In New York, an employee’s right to be paid fairly is protected by Federal and state laws. In addition to a guaranteed minimum wage, many workers are entitled to overtime pay. While most employers fulfill this legal obligation, others may try to find ways to avoid paying fair compensation to their employees. Lancia Law Firm works with individuals who have been the victim of wage theft and other unfair practices.
The Fair Labor Standards Act (FLSA) requires employees to be paid a minimum wage and overtime pay at a rate of time and a half for all hours worked in excess of 40 hours per week. Some employees, such as executives, professionals and administrative personnel are exempt from this requirement. Non-exempt employees, however, are entitled to overtime pay.
New York State Law
The New York State Minimum Wage Act currently requires employees to be paid a minimum wage of $9.00 per hour. Under the state law, non-exempt employees are also entitled to time and a half overtime pay after 40 hours per week.
As a result of new legislation the minimum wage is set to increase to $15 per hour by the end of 2018 for workers in New York City. In Nassau, Suffolk and Westchester Counties, the $15 rate must be reached by 2021. The minimum wage initially be raised as of December 31, 2016 and timing and range of the increases depend on the size of the employer and county in which an individual is employed.
In addition to the minimum wage act, employees are also protected under the Wage Theft Protection Act which requires employers to provide written notice of wage rates to new employees. Furthermore, the New York Labor Law requires employees to be paid on a regular basis, and prohibits the misclassification of non-exempt employees.
Wage and Hour Claims

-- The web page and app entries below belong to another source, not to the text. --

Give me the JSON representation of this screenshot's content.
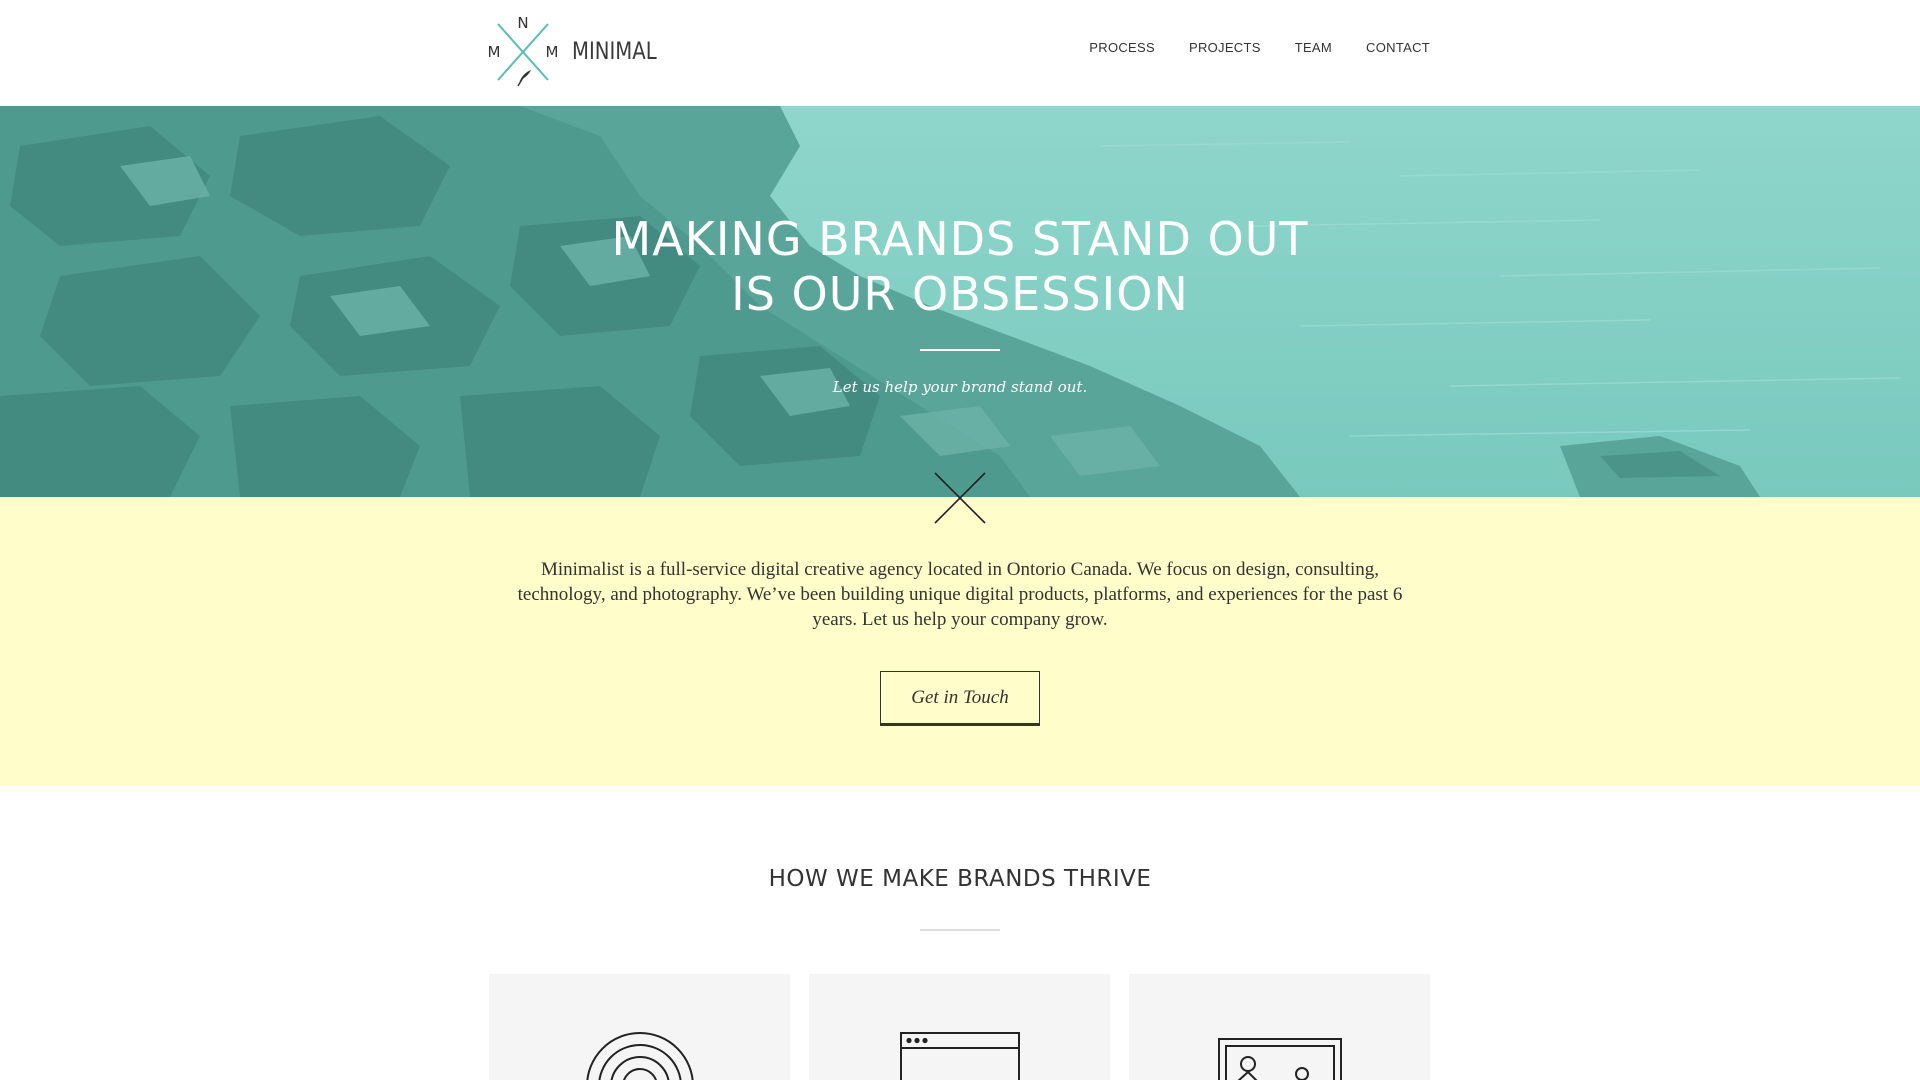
{
  "brand": {
    "mark_letters": [
      "N",
      "M",
      "M"
    ],
    "name": "MINIMAL",
    "accent": "#5bbcb4"
  },
  "nav": {
    "items": [
      {
        "label": "PROCESS"
      },
      {
        "label": "PROJECTS"
      },
      {
        "label": "TEAM"
      },
      {
        "label": "CONTACT"
      }
    ]
  },
  "hero": {
    "title_line1": "MAKING BRANDS STAND OUT",
    "title_line2": "IS OUR OBSESSION",
    "subtitle": "Let us help your brand stand out.",
    "overlay_color": "#7fd3c8"
  },
  "intro": {
    "background": "#fffdc9",
    "text": "Minimalist is a full-service digital creative agency located in Ontorio Canada. We focus on design, consulting, technology, and photography. We’ve been building unique digital products, platforms, and experiences for the past 6 years. Let us help your company grow.",
    "cta_label": "Get in Touch"
  },
  "process": {
    "title": "HOW WE MAKE BRANDS THRIVE",
    "cards": [
      {
        "icon": "target-icon"
      },
      {
        "icon": "browser-window-icon"
      },
      {
        "icon": "image-frame-icon"
      }
    ]
  }
}
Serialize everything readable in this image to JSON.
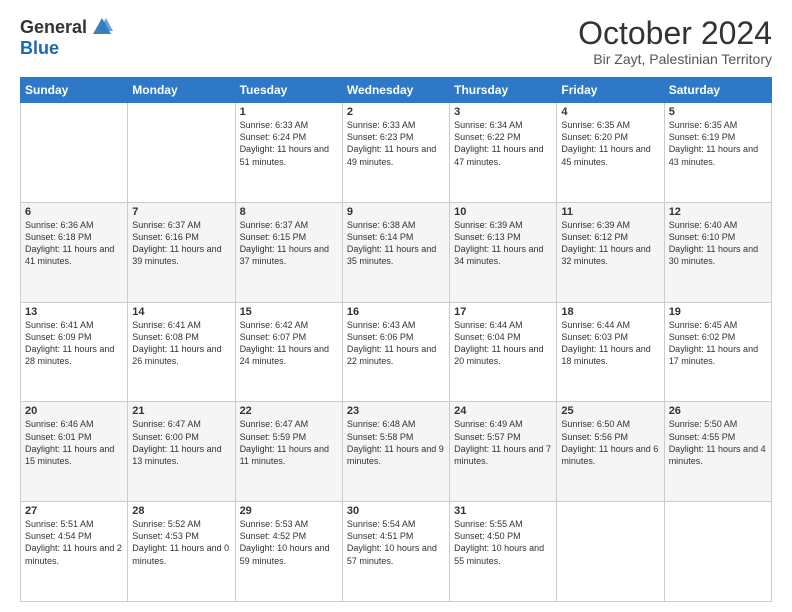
{
  "header": {
    "logo_general": "General",
    "logo_blue": "Blue",
    "title": "October 2024",
    "location": "Bir Zayt, Palestinian Territory"
  },
  "days_of_week": [
    "Sunday",
    "Monday",
    "Tuesday",
    "Wednesday",
    "Thursday",
    "Friday",
    "Saturday"
  ],
  "weeks": [
    [
      {
        "day": "",
        "info": ""
      },
      {
        "day": "",
        "info": ""
      },
      {
        "day": "1",
        "info": "Sunrise: 6:33 AM\nSunset: 6:24 PM\nDaylight: 11 hours and 51 minutes."
      },
      {
        "day": "2",
        "info": "Sunrise: 6:33 AM\nSunset: 6:23 PM\nDaylight: 11 hours and 49 minutes."
      },
      {
        "day": "3",
        "info": "Sunrise: 6:34 AM\nSunset: 6:22 PM\nDaylight: 11 hours and 47 minutes."
      },
      {
        "day": "4",
        "info": "Sunrise: 6:35 AM\nSunset: 6:20 PM\nDaylight: 11 hours and 45 minutes."
      },
      {
        "day": "5",
        "info": "Sunrise: 6:35 AM\nSunset: 6:19 PM\nDaylight: 11 hours and 43 minutes."
      }
    ],
    [
      {
        "day": "6",
        "info": "Sunrise: 6:36 AM\nSunset: 6:18 PM\nDaylight: 11 hours and 41 minutes."
      },
      {
        "day": "7",
        "info": "Sunrise: 6:37 AM\nSunset: 6:16 PM\nDaylight: 11 hours and 39 minutes."
      },
      {
        "day": "8",
        "info": "Sunrise: 6:37 AM\nSunset: 6:15 PM\nDaylight: 11 hours and 37 minutes."
      },
      {
        "day": "9",
        "info": "Sunrise: 6:38 AM\nSunset: 6:14 PM\nDaylight: 11 hours and 35 minutes."
      },
      {
        "day": "10",
        "info": "Sunrise: 6:39 AM\nSunset: 6:13 PM\nDaylight: 11 hours and 34 minutes."
      },
      {
        "day": "11",
        "info": "Sunrise: 6:39 AM\nSunset: 6:12 PM\nDaylight: 11 hours and 32 minutes."
      },
      {
        "day": "12",
        "info": "Sunrise: 6:40 AM\nSunset: 6:10 PM\nDaylight: 11 hours and 30 minutes."
      }
    ],
    [
      {
        "day": "13",
        "info": "Sunrise: 6:41 AM\nSunset: 6:09 PM\nDaylight: 11 hours and 28 minutes."
      },
      {
        "day": "14",
        "info": "Sunrise: 6:41 AM\nSunset: 6:08 PM\nDaylight: 11 hours and 26 minutes."
      },
      {
        "day": "15",
        "info": "Sunrise: 6:42 AM\nSunset: 6:07 PM\nDaylight: 11 hours and 24 minutes."
      },
      {
        "day": "16",
        "info": "Sunrise: 6:43 AM\nSunset: 6:06 PM\nDaylight: 11 hours and 22 minutes."
      },
      {
        "day": "17",
        "info": "Sunrise: 6:44 AM\nSunset: 6:04 PM\nDaylight: 11 hours and 20 minutes."
      },
      {
        "day": "18",
        "info": "Sunrise: 6:44 AM\nSunset: 6:03 PM\nDaylight: 11 hours and 18 minutes."
      },
      {
        "day": "19",
        "info": "Sunrise: 6:45 AM\nSunset: 6:02 PM\nDaylight: 11 hours and 17 minutes."
      }
    ],
    [
      {
        "day": "20",
        "info": "Sunrise: 6:46 AM\nSunset: 6:01 PM\nDaylight: 11 hours and 15 minutes."
      },
      {
        "day": "21",
        "info": "Sunrise: 6:47 AM\nSunset: 6:00 PM\nDaylight: 11 hours and 13 minutes."
      },
      {
        "day": "22",
        "info": "Sunrise: 6:47 AM\nSunset: 5:59 PM\nDaylight: 11 hours and 11 minutes."
      },
      {
        "day": "23",
        "info": "Sunrise: 6:48 AM\nSunset: 5:58 PM\nDaylight: 11 hours and 9 minutes."
      },
      {
        "day": "24",
        "info": "Sunrise: 6:49 AM\nSunset: 5:57 PM\nDaylight: 11 hours and 7 minutes."
      },
      {
        "day": "25",
        "info": "Sunrise: 6:50 AM\nSunset: 5:56 PM\nDaylight: 11 hours and 6 minutes."
      },
      {
        "day": "26",
        "info": "Sunrise: 5:50 AM\nSunset: 4:55 PM\nDaylight: 11 hours and 4 minutes."
      }
    ],
    [
      {
        "day": "27",
        "info": "Sunrise: 5:51 AM\nSunset: 4:54 PM\nDaylight: 11 hours and 2 minutes."
      },
      {
        "day": "28",
        "info": "Sunrise: 5:52 AM\nSunset: 4:53 PM\nDaylight: 11 hours and 0 minutes."
      },
      {
        "day": "29",
        "info": "Sunrise: 5:53 AM\nSunset: 4:52 PM\nDaylight: 10 hours and 59 minutes."
      },
      {
        "day": "30",
        "info": "Sunrise: 5:54 AM\nSunset: 4:51 PM\nDaylight: 10 hours and 57 minutes."
      },
      {
        "day": "31",
        "info": "Sunrise: 5:55 AM\nSunset: 4:50 PM\nDaylight: 10 hours and 55 minutes."
      },
      {
        "day": "",
        "info": ""
      },
      {
        "day": "",
        "info": ""
      }
    ]
  ]
}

Wage and hour claims often arise when an employer miscalculates the pay rate or misclassifies a non-exempt employee as exempt. Under Federal law, an employee has two years to file a lawsuit in federal court against an employer for unpaid wages and overtime, unless the violation is willful, in which case the time limit is three years. The New York State law provides greater protection in that an employee may be compensated for damages going back 6 years. An employee who brings a wage and hour claim may be able to recover any underpayment due, reasonable attorneys fees and liquidated damages up to 100 percent of the total amount of wages owed.

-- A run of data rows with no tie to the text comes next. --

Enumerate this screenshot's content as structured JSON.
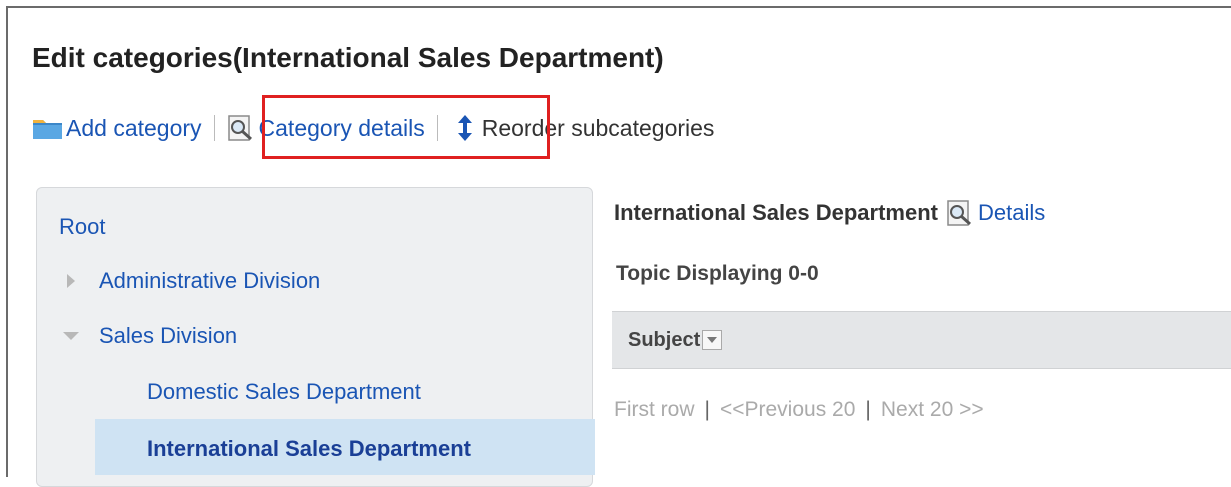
{
  "header": {
    "title": "Edit categories(International Sales Department)"
  },
  "toolbar": {
    "add_category": "Add category",
    "category_details": "Category details",
    "reorder_subcategories": "Reorder subcategories"
  },
  "tree": {
    "root": "Root",
    "items": [
      {
        "label": "Administrative Division",
        "state": "collapsed"
      },
      {
        "label": "Sales Division",
        "state": "expanded"
      },
      {
        "label": "Domestic Sales Department",
        "state": "leaf"
      },
      {
        "label": "International Sales Department",
        "state": "selected"
      }
    ]
  },
  "main": {
    "category_title": "International Sales Department",
    "details_link": "Details",
    "topic_count": "Topic Displaying 0-0",
    "table": {
      "column_subject": "Subject"
    },
    "pager": {
      "first": "First row",
      "separator": "|",
      "previous": "<<Previous 20",
      "next": "Next 20 >>"
    }
  },
  "colors": {
    "link": "#1a55b4",
    "highlight_box": "#e02020",
    "selected_row": "#cfe3f3",
    "panel_bg": "#eef0f2"
  }
}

Because these cases are often highly technical and complicated, you need an experienced employment law attorney by your side. The Lancia Law Firm has expertise in wage and hour claims and can help you obtain the compensation that you deserve. Contact us today.